When the new prison-education initiative takes effect in July 2023, all incarcerated people enrolled in accredited prison education programs who demonstrate financial need and have a high school diploma or its equivalent will be able to access Pell Grants, regardless of the length of their sentence or nature of their conviction. The initiative will replace the Obama-era Second Chance Pell Experiment program, which has helped incarcerated students access Pell Grants to earn a certificate, diploma, or college degree since its authorization in 2015.
Related: Georgetown welcomes incarcerated students to Maryland bachelor’s degree program >
New rules for prison education programs
Based on the Department of Education’s finalization of the new prison-education policy, colleges and universities preparing to enroll new incarcerated students should follow four major provisions, the Chronicle reports. Those rules include:
- Colleges must submit their prison education programs for approval from accrediting bodies; the U.S. Department of Education; and federal, state, and other agencies that oversee correctional facilities where the programs are offered.
- Credits earned with Pell Grants must be transferable to at least one other institution, and prison education programs that offer certification or licensure for employment must adhere to state and licensing requirements.
- Correctional agencies must consider input from organizations representing incarcerated people in determining whether prison education courses serve the best interests of incarcerated students. Local, state, and federal agencies may also be consulted.
- Colleges must collect data to monitor the effectiveness of their prison education programs and provide their assessment to the Education Department.
Georgetown’s credit-bearing prison education program

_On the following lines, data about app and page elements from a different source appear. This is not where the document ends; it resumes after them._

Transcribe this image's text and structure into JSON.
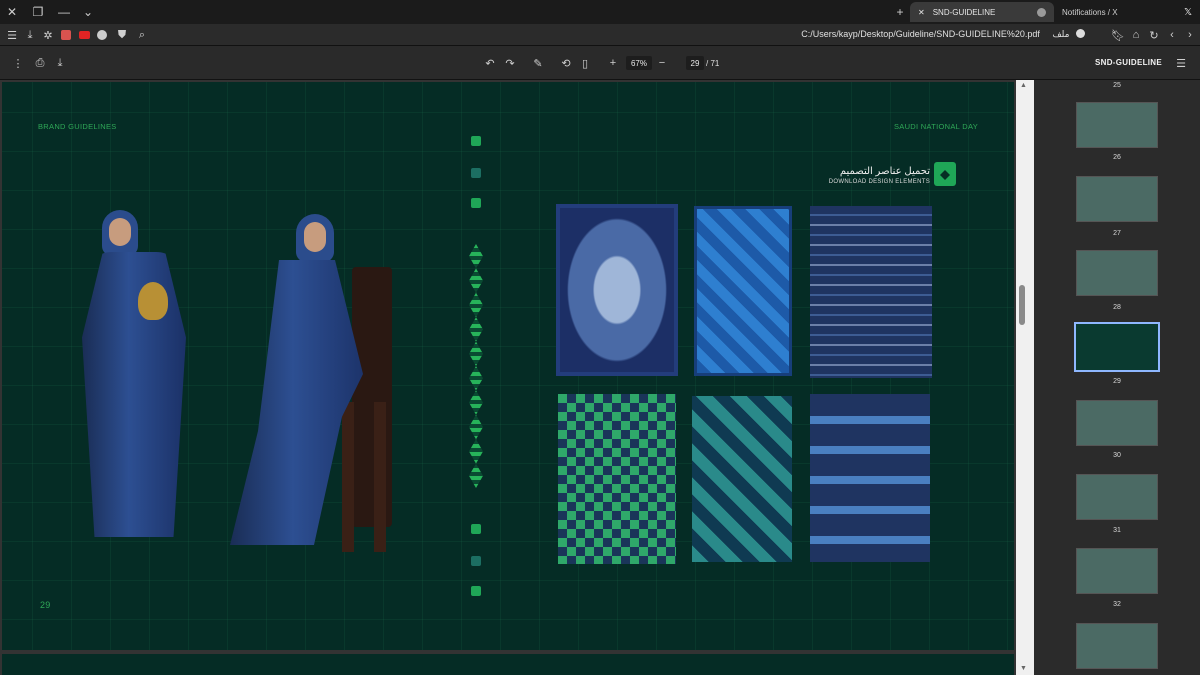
{
  "tabs": [
    {
      "label": "SND-GUIDELINE",
      "active": true
    },
    {
      "label": "Notifications / X",
      "active": false
    }
  ],
  "address": {
    "url": "C:/Users/kayp/Desktop/Guideline/SND-GUIDELINE%20.pdf",
    "file_label": "ملف"
  },
  "pdf_toolbar": {
    "zoom": "67%",
    "current_page": "29",
    "total_pages": "/ 71",
    "title": "SND-GUIDELINE"
  },
  "page": {
    "left_header": "BRAND GUIDELINES",
    "right_header": "SAUDI NATIONAL DAY",
    "page_number": "29",
    "download_ar": "تحميل عناصر التصميم",
    "download_en": "DOWNLOAD DESIGN ELEMENTS"
  },
  "thumbnails": [
    {
      "num": "25",
      "active": false
    },
    {
      "num": "26",
      "active": false
    },
    {
      "num": "27",
      "active": false
    },
    {
      "num": "28",
      "active": false
    },
    {
      "num": "29",
      "active": true
    },
    {
      "num": "30",
      "active": false
    },
    {
      "num": "31",
      "active": false
    },
    {
      "num": "32",
      "active": false
    }
  ],
  "colors": {
    "page_bg": "#052c25",
    "accent_green": "#2fa857",
    "rug_blue": "#2a4f8f"
  }
}
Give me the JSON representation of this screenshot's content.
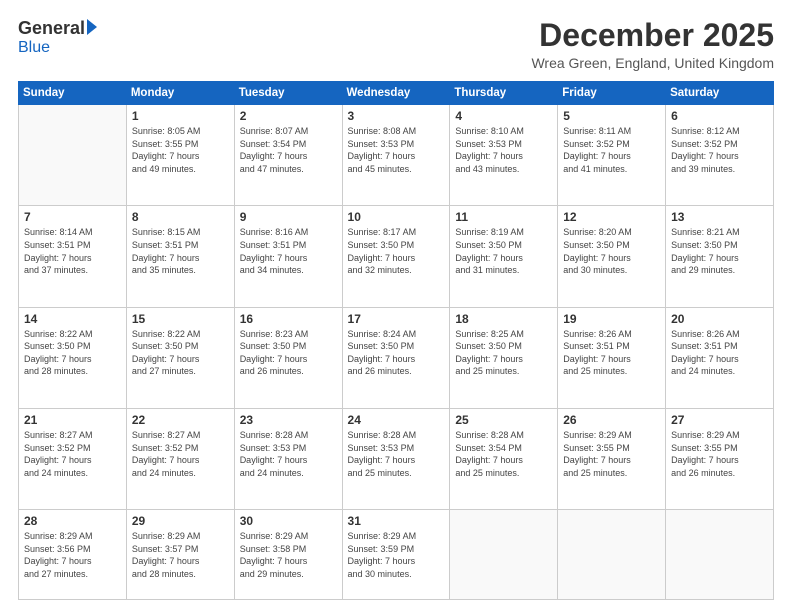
{
  "logo": {
    "general": "General",
    "blue": "Blue"
  },
  "header": {
    "month": "December 2025",
    "location": "Wrea Green, England, United Kingdom"
  },
  "days": [
    "Sunday",
    "Monday",
    "Tuesday",
    "Wednesday",
    "Thursday",
    "Friday",
    "Saturday"
  ],
  "weeks": [
    [
      {
        "day": "",
        "content": ""
      },
      {
        "day": "1",
        "content": "Sunrise: 8:05 AM\nSunset: 3:55 PM\nDaylight: 7 hours\nand 49 minutes."
      },
      {
        "day": "2",
        "content": "Sunrise: 8:07 AM\nSunset: 3:54 PM\nDaylight: 7 hours\nand 47 minutes."
      },
      {
        "day": "3",
        "content": "Sunrise: 8:08 AM\nSunset: 3:53 PM\nDaylight: 7 hours\nand 45 minutes."
      },
      {
        "day": "4",
        "content": "Sunrise: 8:10 AM\nSunset: 3:53 PM\nDaylight: 7 hours\nand 43 minutes."
      },
      {
        "day": "5",
        "content": "Sunrise: 8:11 AM\nSunset: 3:52 PM\nDaylight: 7 hours\nand 41 minutes."
      },
      {
        "day": "6",
        "content": "Sunrise: 8:12 AM\nSunset: 3:52 PM\nDaylight: 7 hours\nand 39 minutes."
      }
    ],
    [
      {
        "day": "7",
        "content": "Sunrise: 8:14 AM\nSunset: 3:51 PM\nDaylight: 7 hours\nand 37 minutes."
      },
      {
        "day": "8",
        "content": "Sunrise: 8:15 AM\nSunset: 3:51 PM\nDaylight: 7 hours\nand 35 minutes."
      },
      {
        "day": "9",
        "content": "Sunrise: 8:16 AM\nSunset: 3:51 PM\nDaylight: 7 hours\nand 34 minutes."
      },
      {
        "day": "10",
        "content": "Sunrise: 8:17 AM\nSunset: 3:50 PM\nDaylight: 7 hours\nand 32 minutes."
      },
      {
        "day": "11",
        "content": "Sunrise: 8:19 AM\nSunset: 3:50 PM\nDaylight: 7 hours\nand 31 minutes."
      },
      {
        "day": "12",
        "content": "Sunrise: 8:20 AM\nSunset: 3:50 PM\nDaylight: 7 hours\nand 30 minutes."
      },
      {
        "day": "13",
        "content": "Sunrise: 8:21 AM\nSunset: 3:50 PM\nDaylight: 7 hours\nand 29 minutes."
      }
    ],
    [
      {
        "day": "14",
        "content": "Sunrise: 8:22 AM\nSunset: 3:50 PM\nDaylight: 7 hours\nand 28 minutes."
      },
      {
        "day": "15",
        "content": "Sunrise: 8:22 AM\nSunset: 3:50 PM\nDaylight: 7 hours\nand 27 minutes."
      },
      {
        "day": "16",
        "content": "Sunrise: 8:23 AM\nSunset: 3:50 PM\nDaylight: 7 hours\nand 26 minutes."
      },
      {
        "day": "17",
        "content": "Sunrise: 8:24 AM\nSunset: 3:50 PM\nDaylight: 7 hours\nand 26 minutes."
      },
      {
        "day": "18",
        "content": "Sunrise: 8:25 AM\nSunset: 3:50 PM\nDaylight: 7 hours\nand 25 minutes."
      },
      {
        "day": "19",
        "content": "Sunrise: 8:26 AM\nSunset: 3:51 PM\nDaylight: 7 hours\nand 25 minutes."
      },
      {
        "day": "20",
        "content": "Sunrise: 8:26 AM\nSunset: 3:51 PM\nDaylight: 7 hours\nand 24 minutes."
      }
    ],
    [
      {
        "day": "21",
        "content": "Sunrise: 8:27 AM\nSunset: 3:52 PM\nDaylight: 7 hours\nand 24 minutes."
      },
      {
        "day": "22",
        "content": "Sunrise: 8:27 AM\nSunset: 3:52 PM\nDaylight: 7 hours\nand 24 minutes."
      },
      {
        "day": "23",
        "content": "Sunrise: 8:28 AM\nSunset: 3:53 PM\nDaylight: 7 hours\nand 24 minutes."
      },
      {
        "day": "24",
        "content": "Sunrise: 8:28 AM\nSunset: 3:53 PM\nDaylight: 7 hours\nand 25 minutes."
      },
      {
        "day": "25",
        "content": "Sunrise: 8:28 AM\nSunset: 3:54 PM\nDaylight: 7 hours\nand 25 minutes."
      },
      {
        "day": "26",
        "content": "Sunrise: 8:29 AM\nSunset: 3:55 PM\nDaylight: 7 hours\nand 25 minutes."
      },
      {
        "day": "27",
        "content": "Sunrise: 8:29 AM\nSunset: 3:55 PM\nDaylight: 7 hours\nand 26 minutes."
      }
    ],
    [
      {
        "day": "28",
        "content": "Sunrise: 8:29 AM\nSunset: 3:56 PM\nDaylight: 7 hours\nand 27 minutes."
      },
      {
        "day": "29",
        "content": "Sunrise: 8:29 AM\nSunset: 3:57 PM\nDaylight: 7 hours\nand 28 minutes."
      },
      {
        "day": "30",
        "content": "Sunrise: 8:29 AM\nSunset: 3:58 PM\nDaylight: 7 hours\nand 29 minutes."
      },
      {
        "day": "31",
        "content": "Sunrise: 8:29 AM\nSunset: 3:59 PM\nDaylight: 7 hours\nand 30 minutes."
      },
      {
        "day": "",
        "content": ""
      },
      {
        "day": "",
        "content": ""
      },
      {
        "day": "",
        "content": ""
      }
    ]
  ]
}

Learn more about the Prison Scholars Program, which brings higher education opportunities to students incarcerated in D.C. and Maryland.Watch now